Segment Start: Input for this task

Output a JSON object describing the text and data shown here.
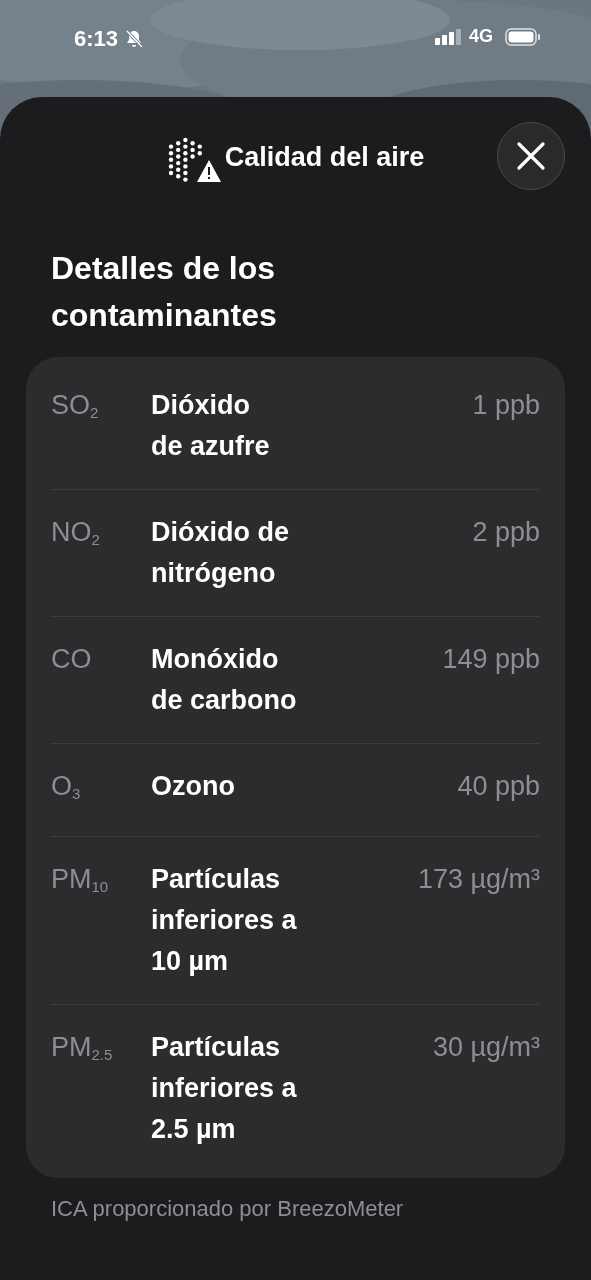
{
  "status_bar": {
    "time": "6:13",
    "network": "4G"
  },
  "header": {
    "title": "Calidad del aire"
  },
  "heading": "Detalles de los contaminantes",
  "pollutants": [
    {
      "symbol": "SO$_{2}$",
      "name": "Dióxido\nde azufre",
      "value": "1 ppb"
    },
    {
      "symbol": "NO$_{2}$",
      "name": "Dióxido de\nnitrógeno",
      "value": "2 ppb"
    },
    {
      "symbol": "CO",
      "name": "Monóxido\nde carbono",
      "value": "149 ppb"
    },
    {
      "symbol": "O$_{3}$",
      "name": "Ozono",
      "value": "40 ppb"
    },
    {
      "symbol": "PM$_{10}$",
      "name": "Partículas\ninferiores a\n10 µm",
      "value": "173 µg/m³"
    },
    {
      "symbol": "PM$_{2.5}$",
      "name": "Partículas\ninferiores a\n2.5 µm",
      "value": "30 µg/m³"
    }
  ],
  "footer": "ICA proporcionado por BreezoMeter"
}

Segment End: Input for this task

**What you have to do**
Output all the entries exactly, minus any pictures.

**Result of the task**
Output a JSON object describing the text and data shown here.
{
  "status_bar": {
    "time": "6:13",
    "network": "4G"
  },
  "header": {
    "title": "Calidad del aire"
  },
  "heading": "Detalles de los contaminantes",
  "pollutants": [
    {
      "symbol": "SO$_{2}$",
      "name": "Dióxido\nde azufre",
      "value": "1 ppb"
    },
    {
      "symbol": "NO$_{2}$",
      "name": "Dióxido de\nnitrógeno",
      "value": "2 ppb"
    },
    {
      "symbol": "CO",
      "name": "Monóxido\nde carbono",
      "value": "149 ppb"
    },
    {
      "symbol": "O$_{3}$",
      "name": "Ozono",
      "value": "40 ppb"
    },
    {
      "symbol": "PM$_{10}$",
      "name": "Partículas\ninferiores a\n10 µm",
      "value": "173 µg/m³"
    },
    {
      "symbol": "PM$_{2.5}$",
      "name": "Partículas\ninferiores a\n2.5 µm",
      "value": "30 µg/m³"
    }
  ],
  "footer": "ICA proporcionado por BreezoMeter"
}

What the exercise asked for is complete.